From a linguistic and discourse-analysis perspective, general elections are an intriguing time. Political campaigns, speeches and press releases are riddled with generic, patriotic discourse adopted by parties and politicians alike to attract people. Albeit short, the 2017 electoral campaign was nothing short of fierce bickering, which put the spotlight on 9 particular words.


EN: A dinner featuring the rabbit

Being an integral part of Maltese cuisine, it was only fitting that the rabbit featured prominently during a political campaign which kept us on our toes.  When the media released new allegations about Egrant inc., the Police Commisioner happened to be in Imġarr for a casual fenkata, which was immediately picked up by journalists who wanted to point out his inaction when faced with these allegations.


EN: Liar

People are bombarded by a limitless amount of pictures, articles, blogposts and, above all,  versions of the truth. On top of that, having leaders calling each other liars, constantly demanding a resignation from the other, doesn’t make things any better.


EN: Coalition

Not used to political parties coming together to forming a coalition, primarily because of Malta’s long-standing dualist political scenario, koalizzjoni was more a concept we used with reference to foreign political representations. Giving rise to a Forza Nazzjonali (a National Force), this coalition has created something along the lines of the 2013 Moviment.


En: Bank Accounts

It has earned considerable attention from all around the world following the publication of some 11.5 million documents exposing thousands of offshore companies helping individuals hide undeclared income. The emergence of two popular names in the list made this term a wild card in this general election.


EN: Corruption

If anything, the 2017 campaign for the fast-approaching general election is coming to an end following a very long line of exposed individual wrongdoings.
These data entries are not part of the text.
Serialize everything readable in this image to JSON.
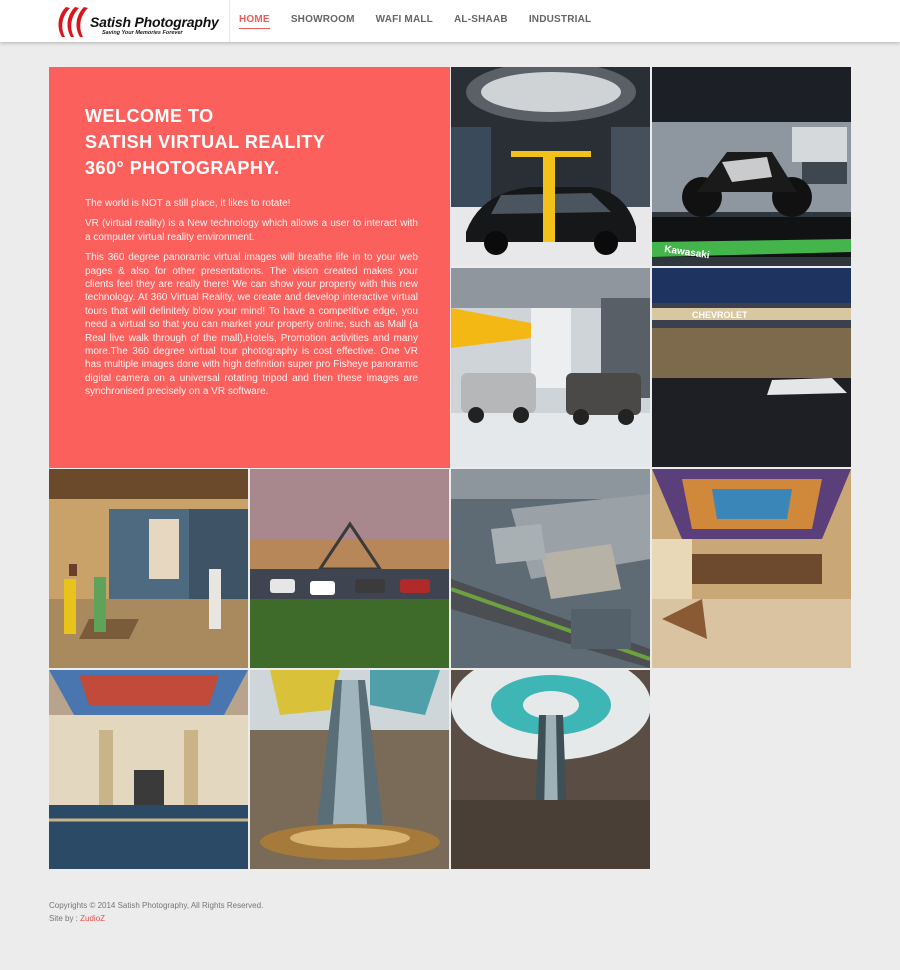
{
  "header": {
    "logo": {
      "title": "Satish Photography",
      "tagline": "Saving Your Memories Forever"
    },
    "nav": [
      {
        "label": "HOME",
        "active": true
      },
      {
        "label": "SHOWROOM",
        "active": false
      },
      {
        "label": "WAFI MALL",
        "active": false
      },
      {
        "label": "AL-SHAAB",
        "active": false
      },
      {
        "label": "INDUSTRIAL",
        "active": false
      }
    ]
  },
  "welcome": {
    "heading": [
      "WELCOME TO",
      "SATISH VIRTUAL REALITY",
      "360° PHOTOGRAPHY."
    ],
    "paragraphs": [
      "The world is NOT a still place, it likes to rotate!",
      "VR (virtual reality) is a New technology which allows a user to interact with a computer virtual reality environment.",
      "This 360 degree panoramic virtual images will breathe life in to your web pages & also for other presentations. The vision created makes your clients feel they are really there! We can show your property with this new technology. At 360 Virtual Reality, we create and develop interactive virtual tours that will definitely blow your mind! To have a competitive edge, you need a virtual so that you can market your property online, such as Mall (a Real live walk through of the mall),Hotels, Promotion activities and many more.The 360 degree virtual tour photography is cost effective. One VR has multiple images done with high definition super pro Fisheye panoramic digital camera on a universal rotating tripod and then these images are synchronised precisely on a VR software."
    ]
  },
  "gallery": {
    "signs": {
      "kawasaki": "Kawasaki",
      "chevrolet": "CHEVROLET"
    }
  },
  "footer": {
    "copyright": "Copyrights © 2014 Satish Photography, All Rights Reserved.",
    "site_by_label": "Site by :",
    "site_by_link": "ZudioZ"
  },
  "colors": {
    "accent": "#fb605d",
    "nav_active": "#ef5b5b",
    "background": "#ececec"
  }
}
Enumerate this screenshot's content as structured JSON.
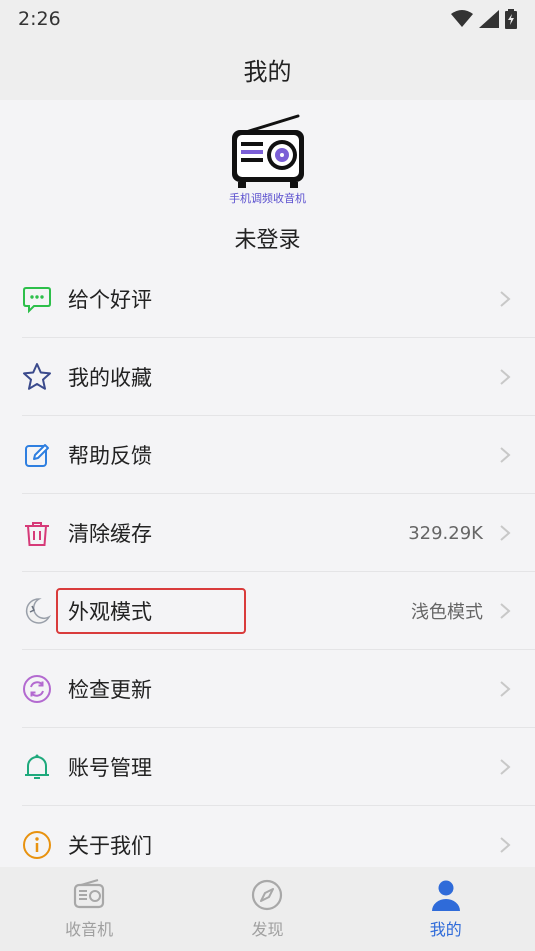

Individuals from both camps have made it their intention to wash their rival’s dirty linen in public.  In fact, korruzzjoni is constantly topping the lists of the principles that influence voting intentions, demonstrating the relative importance of this term this year.


EN: Orange

Tal-Oranġjo is the catchphrase that the newly formed Democratic party resorted to in order to distinguish its candidates from those of the Nationalist Party. Whilst being the only political party that is currently distinguishing itself by directly referring to its colour, this nickname is very similar to that of Tal-Ajkla, which has taken a backseat during this election.


EN: Proof

This is what everybody has been asking for for a long time now. Allegations have been met by the opposing party and their leaders with a nonstop demand for evidence. Maltese citizens have become rather sceptical and the reluctance of many to reveal their voting intentions is probably a direct consequence of this.


EN: Resignation

Money laundering allegations by both parties have been transformed into sheer mudslinging, with both party leaders requesting the resignation of the other, either because he failed to take the necessary action, or because of alleged accusations.


EN: Serenity

An Italian loanword in Maltese, this word took centre stage following Michelle Muscat’s couple of words to the media before heading to her car, hours after reports that she’s the alleged beneficiary of Egrant. This has been taken up by government supporters to exhibit their coolness in front of all the allegations.


EN: Truth

The widespread use of the social media exacerbates the trend of picking and choosing whatever one like to believe and whatever he likes others to believe. All the allegations, accusations, statements and denials making the rounds on mass media have threatened the concept of truth, practically making us sceptic about everything more than ever.

© 2017 – VIDA Magazine